By keeping separate finances, this California couple thought they had insulated the wife from the financial woes of her entrepreneur husband.
They didn’t share bank accounts nor credit cards while she carefully kept her distance from his business dealings. Her name was not on anything tied to his business.
But “separate” isn’t enough to overcome California community property law. Only a written agreement that explicitly changes the character of assets acquired during marriage defeats the community property presumption. That presumption holds:
Assets acquired during marriage are presumed to be community property.
And community property is liable for the debts of either spouse, incurred before or during marriage.
Central to this story, when husband’s business failed and bankruptcy became necessary, all of the community property becomes property of the estate when he spouse files bankruptcy.
Bankruptcy rule for community property
The bankruptcy code specifically provides that a bankruptcy filing brings all of a couple’s community property into the bankruptcy estate. Even if only one spouse files bankruptcy.
All of the creditors who have claims against either spouse can file a claim if there will be funds for creditors in the case. And the bankruptcy discharge will protect future community property from any creditor of either spouse whose claim existed when the case was filed.
Spouse’s wages are community
Community property includes the wages of either spouse. So, my client faces having her earned but unpaid wages subject to the bankruptcy case along with her profit sharing plan and stock purchase plan.
California law creates a small safe harbor for wages that keeps creditors of the other spouse from reaching her wages, but only if the debt arose before marriage and the wages are deposited in a separate account to which her husband has no access.
That’s no help when the failing business operated during their marriage.
Name on title is irrelevant
A widespread myth about creditor’s rights holds that a creditor can only reach property that is titled to the person who owes the debt. That’s why lay people think they can change the way title stands to significant assets and protect the asset no longer in their name from creditors.
Under California law, the character of property as community is not dependent on who hold title. Rather its character flows from when it was acquired and whether there is a valid prenuptial agreement or transmutation agreement.
Clear, written agreement required
Which brings us to the statutory requirements to overcome the presumption that an asset acquired during marriage is not community property:
- a written agreement
- signed by both parties, that
- unequivocally shows intent to change the character of property.
The California Supreme Court’s decision in Brace enforced the statutory requirements for transmutation to find that a deed to real property that said the spouses held as joint tenants, not community property, was insufficient to defeat the presumption.

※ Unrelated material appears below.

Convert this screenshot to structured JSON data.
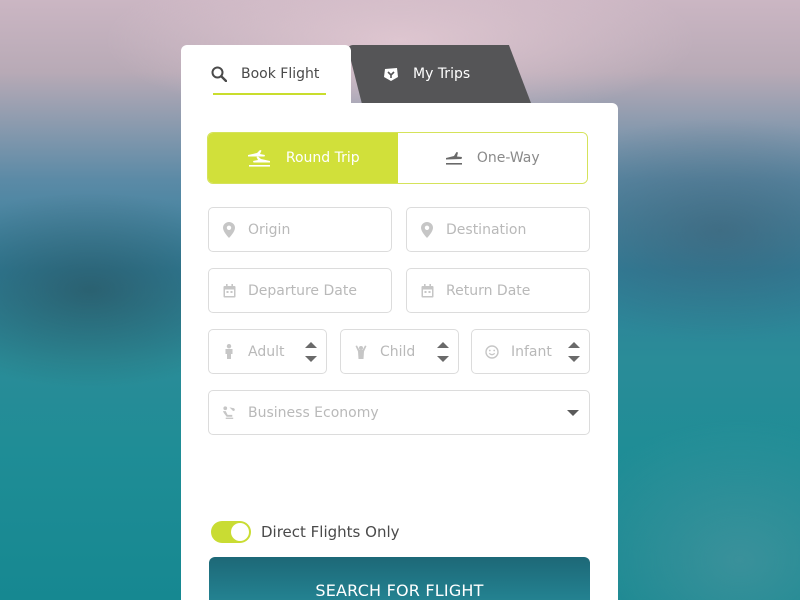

Presume at your peril
So, our couple who religiously kept their finances separate failed to insulate one spouse from the debts of the other. In the absence of a valid written agreement, everything they acquired during marriage was community property. And community property was exposed to the debts of either spouse.

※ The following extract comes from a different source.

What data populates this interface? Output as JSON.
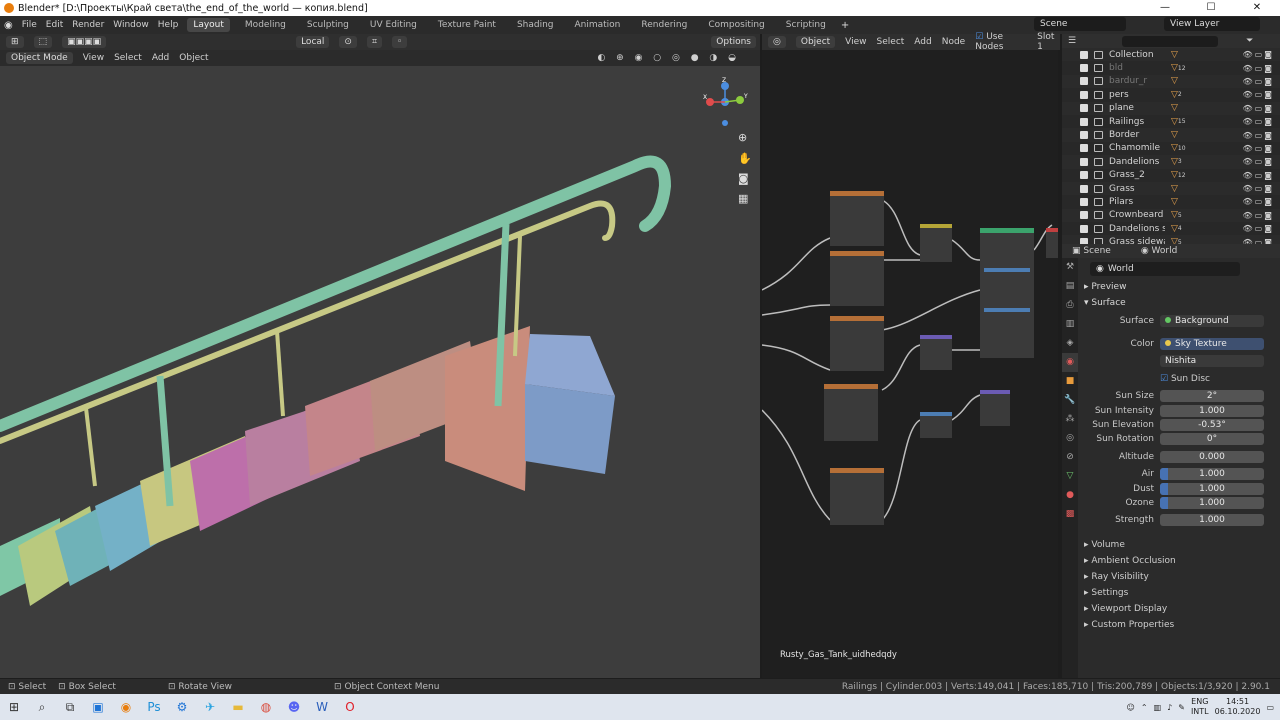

Moral of the story: it isn’t enough to walk the walk, if you didn’t commit the talk to paper first.